ABOUT THIS TASK
Scan the entries for the word "questions". Every line that has it should be copied.

BEGIN INPUT FOR THIS TASK

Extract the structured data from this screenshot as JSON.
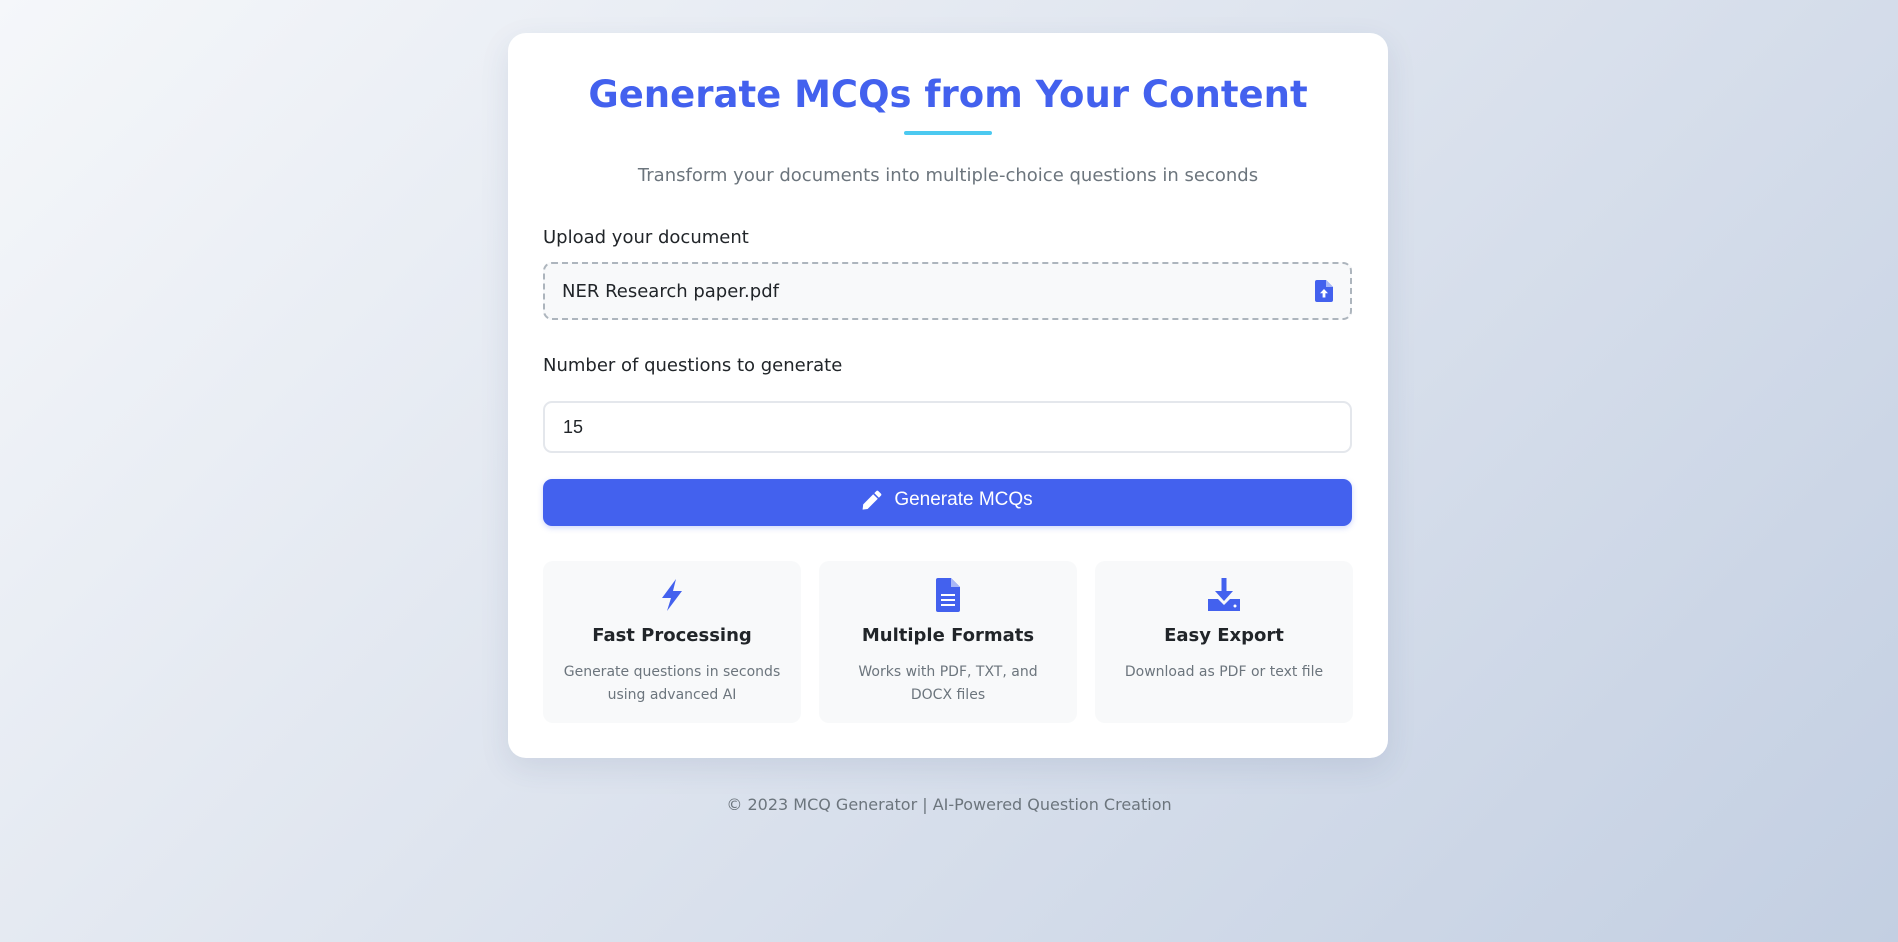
{
  "page": {
    "title": "Generate MCQs from Your Content",
    "subtitle": "Transform your documents into multiple-choice questions in seconds"
  },
  "upload": {
    "label": "Upload your document",
    "file_name": "NER Research paper.pdf",
    "icon": "file-upload-icon"
  },
  "questions": {
    "label": "Number of questions to generate",
    "value": "15"
  },
  "generate_button": {
    "label": "Generate MCQs",
    "icon": "pencil-icon"
  },
  "features": [
    {
      "icon": "bolt-icon",
      "title": "Fast Processing",
      "description": "Generate questions in seconds using advanced AI"
    },
    {
      "icon": "file-text-icon",
      "title": "Multiple Formats",
      "description": "Works with PDF, TXT, and DOCX files"
    },
    {
      "icon": "download-icon",
      "title": "Easy Export",
      "description": "Download as PDF or text file"
    }
  ],
  "footer": {
    "text": "© 2023 MCQ Generator | AI-Powered Question Creation"
  },
  "colors": {
    "primary": "#4361ee",
    "accent": "#4cc9f0",
    "text_dark": "#212529",
    "text_muted": "#6c757d"
  }
}
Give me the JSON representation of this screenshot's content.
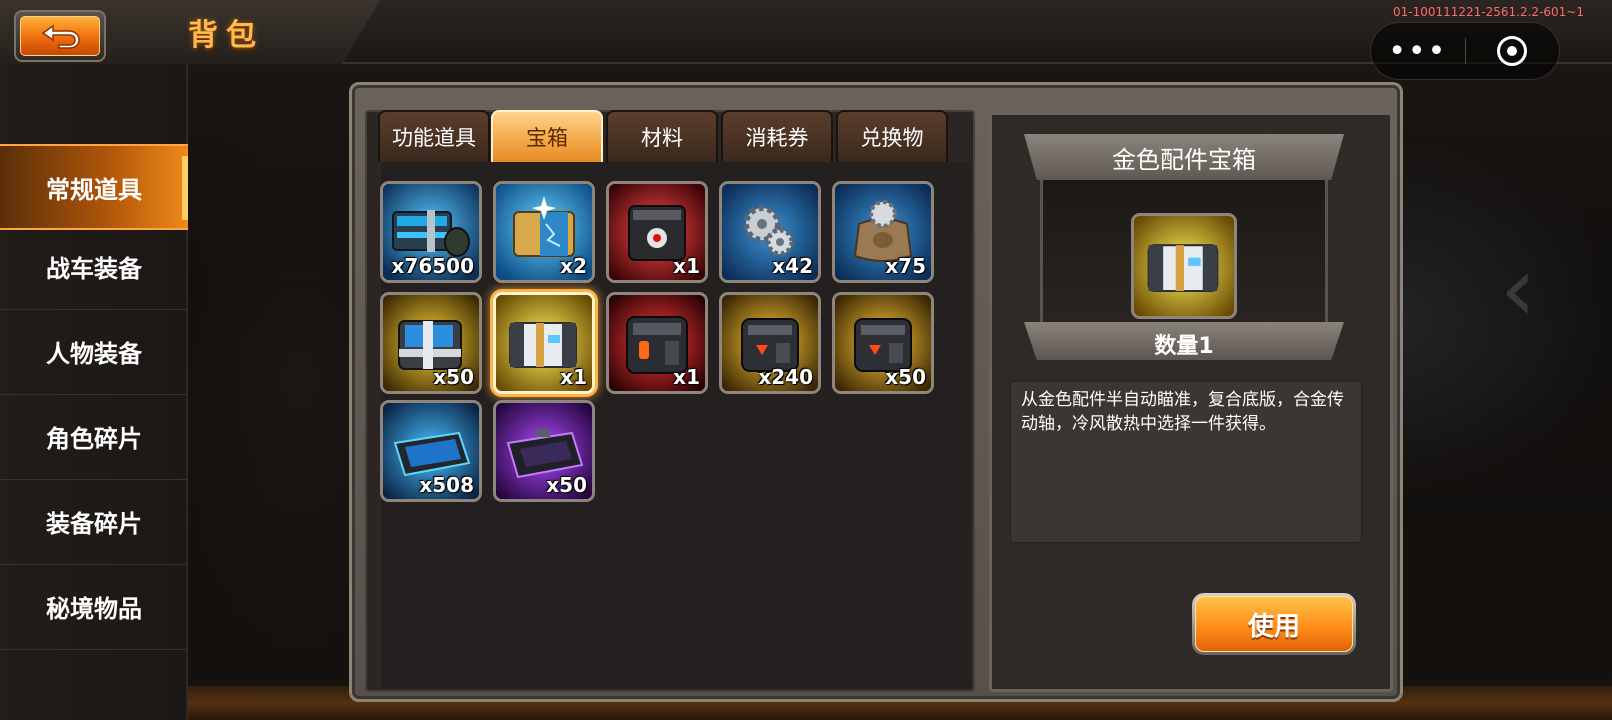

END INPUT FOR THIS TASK

FINAL ANSWER
    "subtitle": "Transform your documents into multiple-choice questions in seconds"
  "questions": {
    "label": "Number of questions to generate",
      "description": "Generate questions in seconds using advanced AI"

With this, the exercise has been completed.